[WHAT NEEDS TO BE DONE] Return the complete listing without omission.

* * * * * * *

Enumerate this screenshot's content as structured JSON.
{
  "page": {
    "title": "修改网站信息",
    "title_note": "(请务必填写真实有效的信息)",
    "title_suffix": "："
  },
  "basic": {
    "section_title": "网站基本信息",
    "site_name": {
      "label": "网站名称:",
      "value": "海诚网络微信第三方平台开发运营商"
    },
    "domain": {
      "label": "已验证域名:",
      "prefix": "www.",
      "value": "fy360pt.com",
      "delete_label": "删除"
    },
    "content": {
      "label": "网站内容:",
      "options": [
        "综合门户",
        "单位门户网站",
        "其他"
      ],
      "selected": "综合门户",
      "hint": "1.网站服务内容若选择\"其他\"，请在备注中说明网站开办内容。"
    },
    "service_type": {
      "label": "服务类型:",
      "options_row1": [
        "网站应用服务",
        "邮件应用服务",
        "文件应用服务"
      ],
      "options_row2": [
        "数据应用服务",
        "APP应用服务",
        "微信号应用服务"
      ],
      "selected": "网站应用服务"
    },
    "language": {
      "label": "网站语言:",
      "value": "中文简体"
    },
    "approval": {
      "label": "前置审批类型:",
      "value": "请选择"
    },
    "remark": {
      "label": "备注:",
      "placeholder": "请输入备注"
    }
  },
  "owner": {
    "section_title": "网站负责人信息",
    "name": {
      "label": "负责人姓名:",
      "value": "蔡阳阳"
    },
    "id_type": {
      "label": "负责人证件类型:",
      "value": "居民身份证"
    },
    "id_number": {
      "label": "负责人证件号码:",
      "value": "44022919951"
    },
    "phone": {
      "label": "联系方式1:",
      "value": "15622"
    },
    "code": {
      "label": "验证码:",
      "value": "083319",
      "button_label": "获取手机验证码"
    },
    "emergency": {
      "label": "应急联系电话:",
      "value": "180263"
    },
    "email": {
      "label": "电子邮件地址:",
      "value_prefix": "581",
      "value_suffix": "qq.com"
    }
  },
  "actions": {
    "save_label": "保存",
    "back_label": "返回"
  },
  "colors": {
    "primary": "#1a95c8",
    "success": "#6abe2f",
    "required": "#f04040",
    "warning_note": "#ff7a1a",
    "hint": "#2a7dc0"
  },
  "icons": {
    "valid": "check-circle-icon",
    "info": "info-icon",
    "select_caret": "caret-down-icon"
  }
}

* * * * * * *

[TASK ANSWER]
Enumerate this screenshot's content as structured JSON.
{
  "page": {
    "title": "修改网站信息",
    "title_note": "(请务必填写真实有效的信息)",
    "title_suffix": "："
  },
  "basic": {
    "section_title": "网站基本信息",
    "site_name": {
      "label": "网站名称:",
      "value": "海诚网络微信第三方平台开发运营商"
    },
    "domain": {
      "label": "已验证域名:",
      "prefix": "www.",
      "value": "fy360pt.com",
      "delete_label": "删除"
    },
    "content": {
      "label": "网站内容:",
      "options": [
        "综合门户",
        "单位门户网站",
        "其他"
      ],
      "selected": "综合门户",
      "hint": "1.网站服务内容若选择\"其他\"，请在备注中说明网站开办内容。"
    },
    "service_type": {
      "label": "服务类型:",
      "options_row1": [
        "网站应用服务",
        "邮件应用服务",
        "文件应用服务"
      ],
      "options_row2": [
        "数据应用服务",
        "APP应用服务",
        "微信号应用服务"
      ],
      "selected": "网站应用服务"
    },
    "language": {
      "label": "网站语言:",
      "value": "中文简体"
    },
    "approval": {
      "label": "前置审批类型:",
      "value": "请选择"
    },
    "remark": {
      "label": "备注:",
      "placeholder": "请输入备注"
    }
  },
  "owner": {
    "section_title": "网站负责人信息",
    "name": {
      "label": "负责人姓名:",
      "value": "蔡阳阳"
    },
    "id_type": {
      "label": "负责人证件类型:",
      "value": "居民身份证"
    },
    "id_number": {
      "label": "负责人证件号码:",
      "value": "44022919951"
    },
    "phone": {
      "label": "联系方式1:",
      "value": "15622"
    },
    "code": {
      "label": "验证码:",
      "value": "083319",
      "button_label": "获取手机验证码"
    },
    "emergency": {
      "label": "应急联系电话:",
      "value": "180263"
    },
    "email": {
      "label": "电子邮件地址:",
      "value_prefix": "581",
      "value_suffix": "qq.com"
    }
  },
  "actions": {
    "save_label": "保存",
    "back_label": "返回"
  },
  "colors": {
    "primary": "#1a95c8",
    "success": "#6abe2f",
    "required": "#f04040",
    "warning_note": "#ff7a1a",
    "hint": "#2a7dc0"
  },
  "icons": {
    "valid": "check-circle-icon",
    "info": "info-icon",
    "select_caret": "caret-down-icon"
  }
}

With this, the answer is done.